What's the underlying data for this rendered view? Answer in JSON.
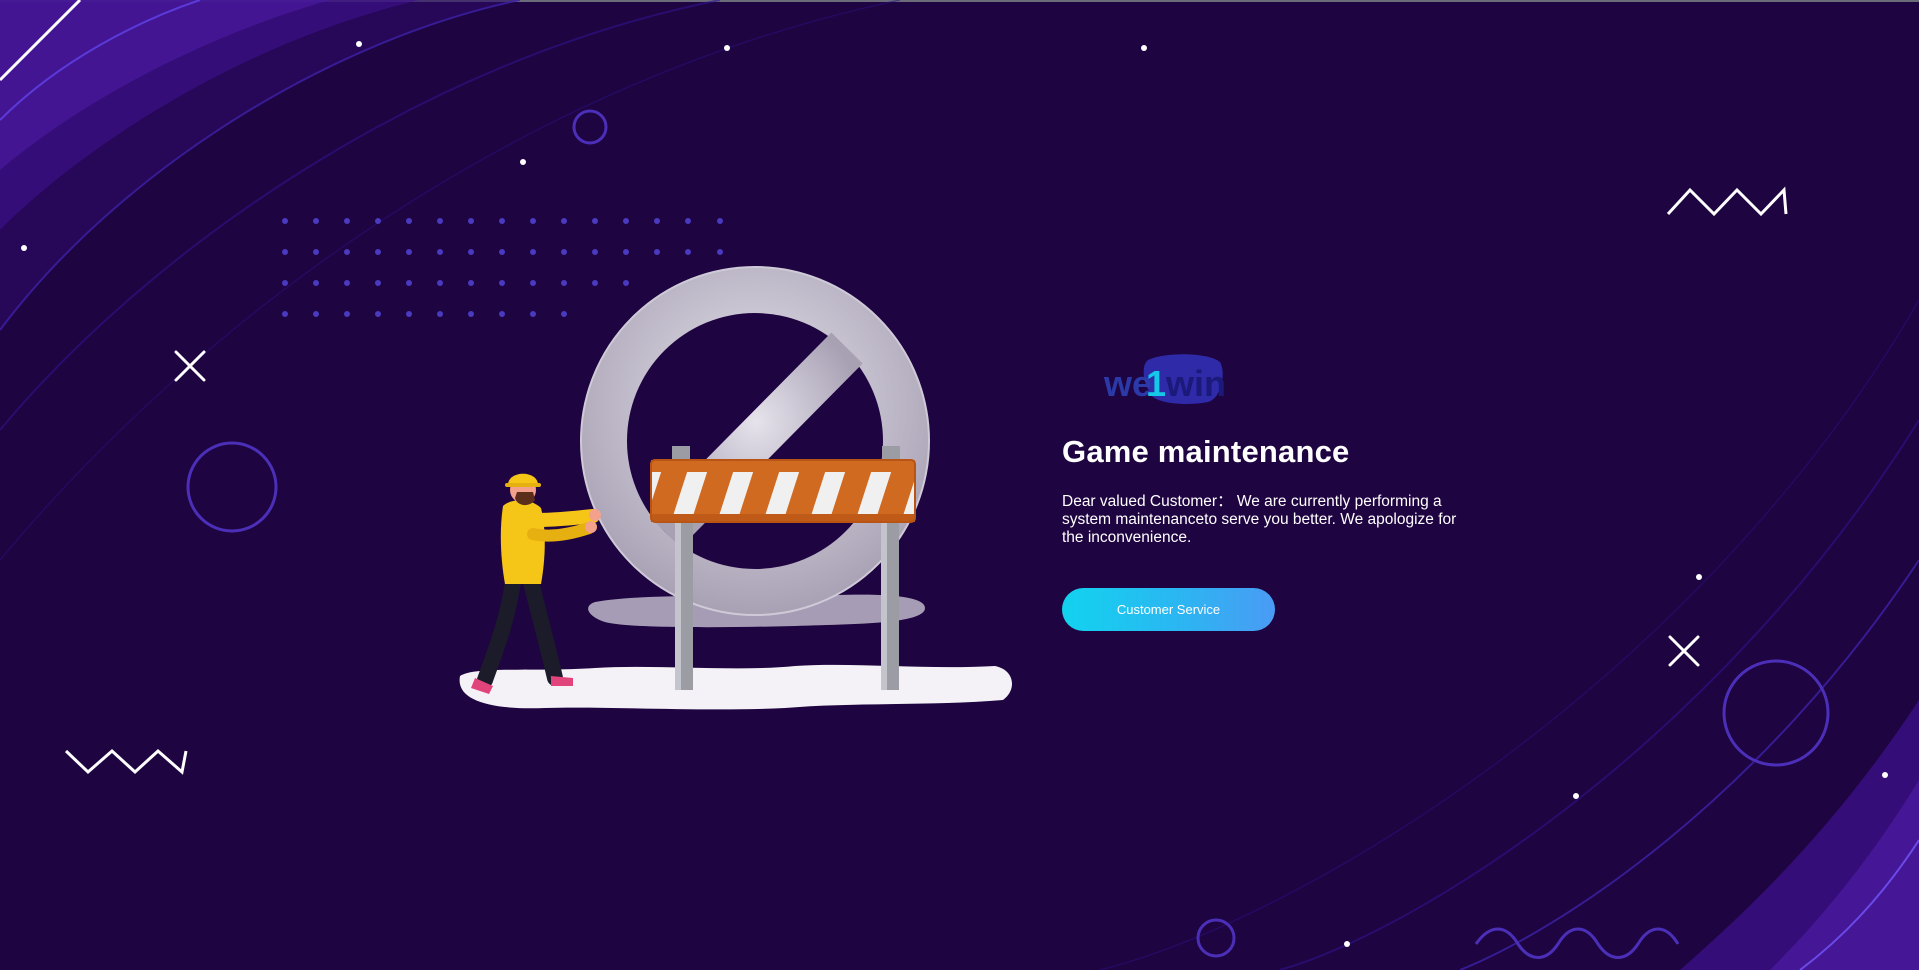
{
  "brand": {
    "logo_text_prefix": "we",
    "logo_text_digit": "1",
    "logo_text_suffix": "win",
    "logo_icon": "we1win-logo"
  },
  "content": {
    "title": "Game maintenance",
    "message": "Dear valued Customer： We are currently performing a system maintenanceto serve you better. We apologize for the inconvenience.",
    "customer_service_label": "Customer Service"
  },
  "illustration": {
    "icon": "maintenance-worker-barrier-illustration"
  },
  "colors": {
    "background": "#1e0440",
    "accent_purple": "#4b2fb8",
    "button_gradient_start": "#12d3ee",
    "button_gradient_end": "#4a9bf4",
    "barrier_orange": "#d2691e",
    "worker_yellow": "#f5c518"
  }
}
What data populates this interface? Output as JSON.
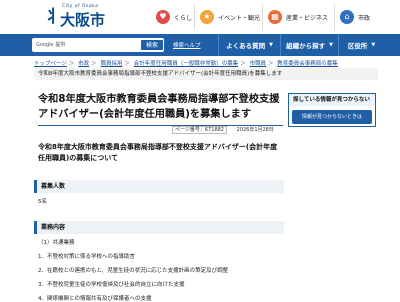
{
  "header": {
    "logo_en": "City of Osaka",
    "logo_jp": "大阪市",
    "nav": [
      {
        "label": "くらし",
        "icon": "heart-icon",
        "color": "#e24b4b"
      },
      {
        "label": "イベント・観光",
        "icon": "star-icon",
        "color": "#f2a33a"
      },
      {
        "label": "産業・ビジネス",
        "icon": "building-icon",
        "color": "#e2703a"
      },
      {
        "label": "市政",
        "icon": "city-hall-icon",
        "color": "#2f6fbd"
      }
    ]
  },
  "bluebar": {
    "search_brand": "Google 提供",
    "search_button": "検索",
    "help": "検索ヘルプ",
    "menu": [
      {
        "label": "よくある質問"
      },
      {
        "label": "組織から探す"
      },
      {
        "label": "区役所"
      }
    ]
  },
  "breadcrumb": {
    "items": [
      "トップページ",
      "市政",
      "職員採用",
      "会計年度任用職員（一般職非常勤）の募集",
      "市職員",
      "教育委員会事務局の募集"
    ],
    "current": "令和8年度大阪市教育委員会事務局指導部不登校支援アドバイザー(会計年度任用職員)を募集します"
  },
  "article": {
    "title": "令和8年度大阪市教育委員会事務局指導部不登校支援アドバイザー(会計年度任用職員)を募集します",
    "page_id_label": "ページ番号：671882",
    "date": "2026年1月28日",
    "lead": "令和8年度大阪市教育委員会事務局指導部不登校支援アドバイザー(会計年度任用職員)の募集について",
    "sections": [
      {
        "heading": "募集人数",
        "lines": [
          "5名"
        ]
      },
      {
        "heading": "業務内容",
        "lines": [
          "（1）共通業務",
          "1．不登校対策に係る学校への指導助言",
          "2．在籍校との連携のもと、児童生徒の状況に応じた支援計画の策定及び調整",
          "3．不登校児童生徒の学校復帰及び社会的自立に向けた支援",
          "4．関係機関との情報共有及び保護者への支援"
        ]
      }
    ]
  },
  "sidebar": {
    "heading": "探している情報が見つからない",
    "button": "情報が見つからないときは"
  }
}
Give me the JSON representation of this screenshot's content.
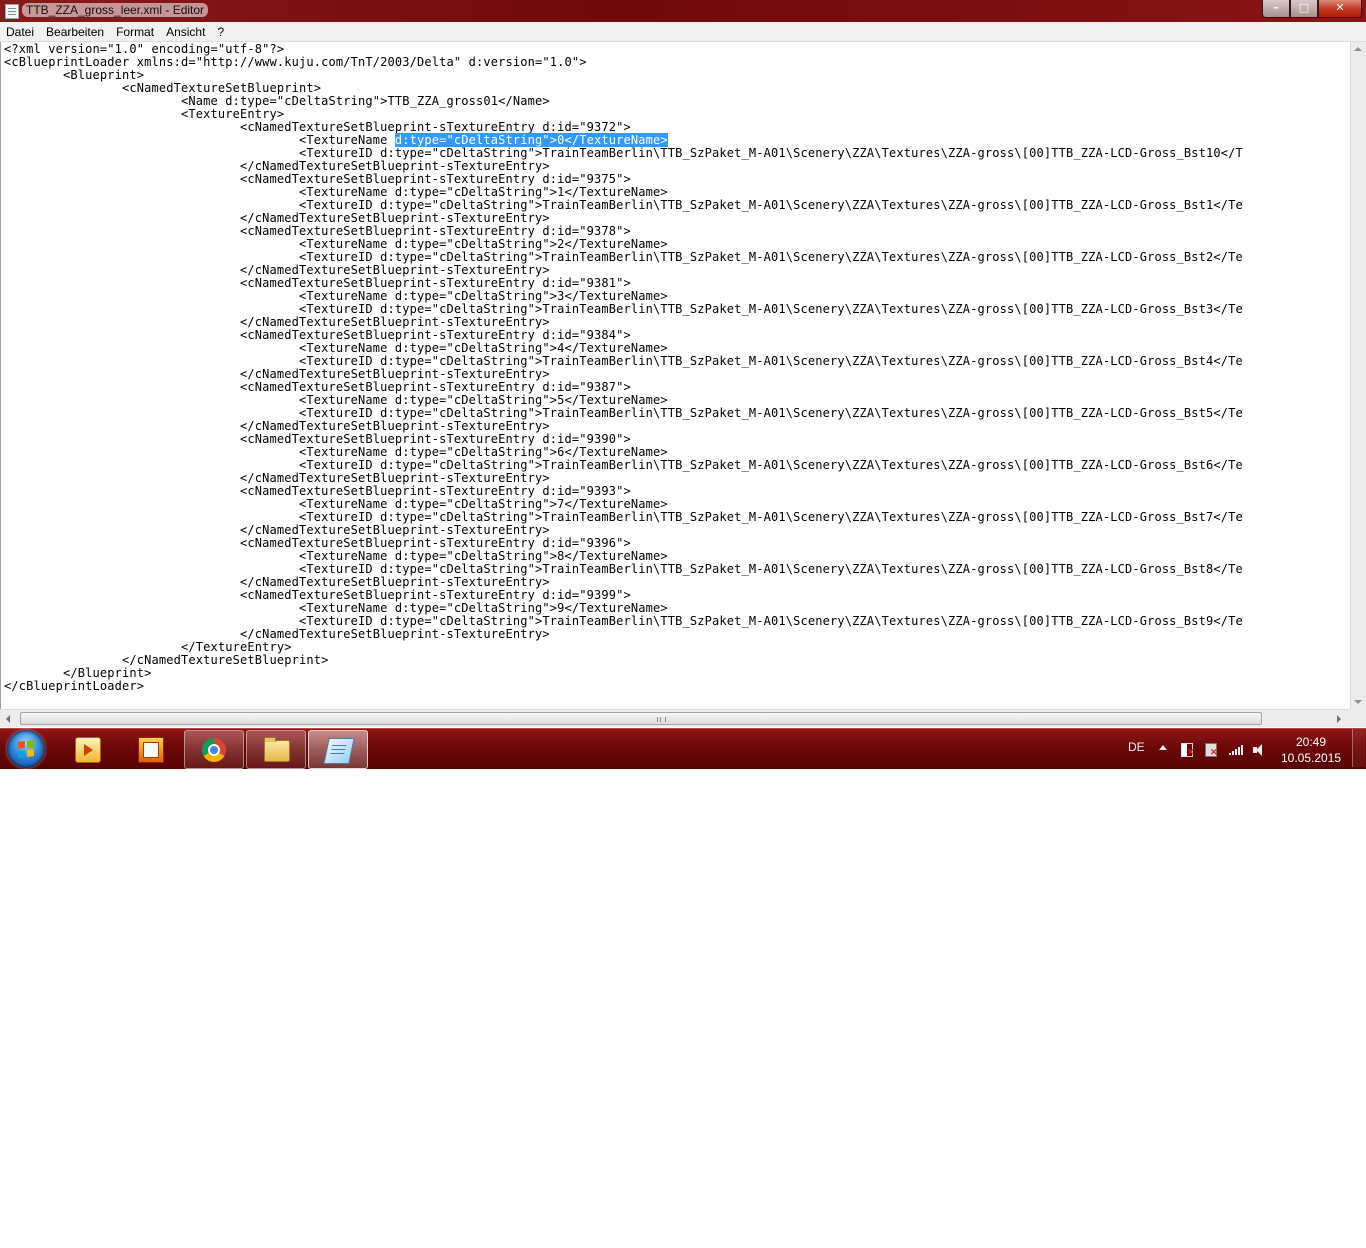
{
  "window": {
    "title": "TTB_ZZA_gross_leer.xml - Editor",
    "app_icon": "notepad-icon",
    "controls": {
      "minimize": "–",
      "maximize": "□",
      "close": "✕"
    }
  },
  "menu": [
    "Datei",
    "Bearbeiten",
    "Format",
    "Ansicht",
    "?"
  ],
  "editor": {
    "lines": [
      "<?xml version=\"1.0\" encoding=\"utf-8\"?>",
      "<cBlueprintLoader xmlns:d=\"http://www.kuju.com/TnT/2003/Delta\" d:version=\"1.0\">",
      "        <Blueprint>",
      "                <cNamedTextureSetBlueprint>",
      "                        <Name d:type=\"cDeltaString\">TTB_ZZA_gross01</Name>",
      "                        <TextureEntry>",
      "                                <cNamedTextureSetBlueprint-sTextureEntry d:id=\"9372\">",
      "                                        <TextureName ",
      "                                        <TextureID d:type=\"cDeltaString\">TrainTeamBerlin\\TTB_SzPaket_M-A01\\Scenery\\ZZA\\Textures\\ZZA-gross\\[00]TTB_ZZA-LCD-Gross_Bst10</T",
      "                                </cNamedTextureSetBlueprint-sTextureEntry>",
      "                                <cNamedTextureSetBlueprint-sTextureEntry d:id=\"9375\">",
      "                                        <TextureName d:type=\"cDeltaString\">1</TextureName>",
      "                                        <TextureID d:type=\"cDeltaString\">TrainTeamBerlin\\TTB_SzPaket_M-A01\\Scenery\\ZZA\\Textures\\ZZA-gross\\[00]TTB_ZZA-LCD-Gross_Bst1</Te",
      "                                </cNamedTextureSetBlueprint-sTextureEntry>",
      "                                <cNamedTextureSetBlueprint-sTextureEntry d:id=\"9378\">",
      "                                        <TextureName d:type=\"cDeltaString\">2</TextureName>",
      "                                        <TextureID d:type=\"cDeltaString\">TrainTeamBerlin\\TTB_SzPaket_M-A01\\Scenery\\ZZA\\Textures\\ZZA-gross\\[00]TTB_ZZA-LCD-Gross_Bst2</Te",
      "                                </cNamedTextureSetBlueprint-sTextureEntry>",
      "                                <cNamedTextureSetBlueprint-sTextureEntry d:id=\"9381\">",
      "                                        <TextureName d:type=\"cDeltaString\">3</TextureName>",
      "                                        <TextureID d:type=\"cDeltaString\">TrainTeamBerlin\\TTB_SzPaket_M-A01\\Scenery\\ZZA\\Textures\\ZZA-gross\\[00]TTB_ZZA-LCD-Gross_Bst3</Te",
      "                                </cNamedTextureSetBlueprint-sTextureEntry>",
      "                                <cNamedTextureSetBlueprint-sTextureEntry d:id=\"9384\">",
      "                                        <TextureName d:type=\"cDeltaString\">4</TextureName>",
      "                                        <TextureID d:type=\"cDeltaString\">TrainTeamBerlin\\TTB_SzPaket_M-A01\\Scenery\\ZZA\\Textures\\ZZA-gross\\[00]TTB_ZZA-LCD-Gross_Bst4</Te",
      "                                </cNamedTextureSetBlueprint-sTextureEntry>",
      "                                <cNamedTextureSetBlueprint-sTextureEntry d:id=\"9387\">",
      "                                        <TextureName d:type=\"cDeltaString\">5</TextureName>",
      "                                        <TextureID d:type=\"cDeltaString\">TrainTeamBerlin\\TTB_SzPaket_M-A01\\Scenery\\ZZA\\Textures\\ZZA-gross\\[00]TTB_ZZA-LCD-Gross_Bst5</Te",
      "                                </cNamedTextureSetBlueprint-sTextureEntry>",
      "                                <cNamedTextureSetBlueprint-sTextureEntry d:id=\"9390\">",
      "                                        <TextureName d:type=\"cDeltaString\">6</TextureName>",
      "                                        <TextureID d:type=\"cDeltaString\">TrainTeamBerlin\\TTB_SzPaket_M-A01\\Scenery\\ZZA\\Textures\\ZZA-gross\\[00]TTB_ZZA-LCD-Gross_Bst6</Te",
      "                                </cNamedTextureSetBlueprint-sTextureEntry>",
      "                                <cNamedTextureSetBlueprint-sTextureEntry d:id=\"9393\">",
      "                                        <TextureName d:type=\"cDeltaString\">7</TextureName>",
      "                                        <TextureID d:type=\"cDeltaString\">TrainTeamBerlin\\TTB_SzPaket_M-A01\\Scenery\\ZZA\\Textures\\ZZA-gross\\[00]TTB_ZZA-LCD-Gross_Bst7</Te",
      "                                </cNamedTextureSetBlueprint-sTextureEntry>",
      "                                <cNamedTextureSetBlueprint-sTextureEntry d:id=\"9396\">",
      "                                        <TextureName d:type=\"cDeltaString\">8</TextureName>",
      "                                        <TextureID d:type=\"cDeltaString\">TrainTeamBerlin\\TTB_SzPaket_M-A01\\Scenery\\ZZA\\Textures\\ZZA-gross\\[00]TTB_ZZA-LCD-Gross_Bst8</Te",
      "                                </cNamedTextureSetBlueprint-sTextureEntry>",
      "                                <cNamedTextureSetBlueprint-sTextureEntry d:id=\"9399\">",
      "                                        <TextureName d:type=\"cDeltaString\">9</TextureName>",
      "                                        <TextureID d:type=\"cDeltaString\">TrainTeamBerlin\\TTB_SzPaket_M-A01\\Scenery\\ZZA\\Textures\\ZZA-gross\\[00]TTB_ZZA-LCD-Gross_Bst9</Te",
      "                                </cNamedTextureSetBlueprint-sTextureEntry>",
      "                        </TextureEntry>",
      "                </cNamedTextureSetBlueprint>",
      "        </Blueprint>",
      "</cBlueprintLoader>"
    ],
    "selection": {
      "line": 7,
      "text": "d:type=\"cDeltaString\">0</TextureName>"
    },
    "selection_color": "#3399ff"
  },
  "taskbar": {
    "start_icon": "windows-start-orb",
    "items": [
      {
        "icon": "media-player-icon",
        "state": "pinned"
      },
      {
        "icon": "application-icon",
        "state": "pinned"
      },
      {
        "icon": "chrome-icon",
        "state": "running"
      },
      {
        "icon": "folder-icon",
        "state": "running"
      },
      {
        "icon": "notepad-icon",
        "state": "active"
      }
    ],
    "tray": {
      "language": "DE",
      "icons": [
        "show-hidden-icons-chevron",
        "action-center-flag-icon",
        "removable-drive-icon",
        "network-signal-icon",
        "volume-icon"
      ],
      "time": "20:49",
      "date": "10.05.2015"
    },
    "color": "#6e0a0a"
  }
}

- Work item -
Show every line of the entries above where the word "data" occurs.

- Exercise response -
What's the underlying data for this rendered view? Answer in JSON.
What data populates this interface? Output as JSON.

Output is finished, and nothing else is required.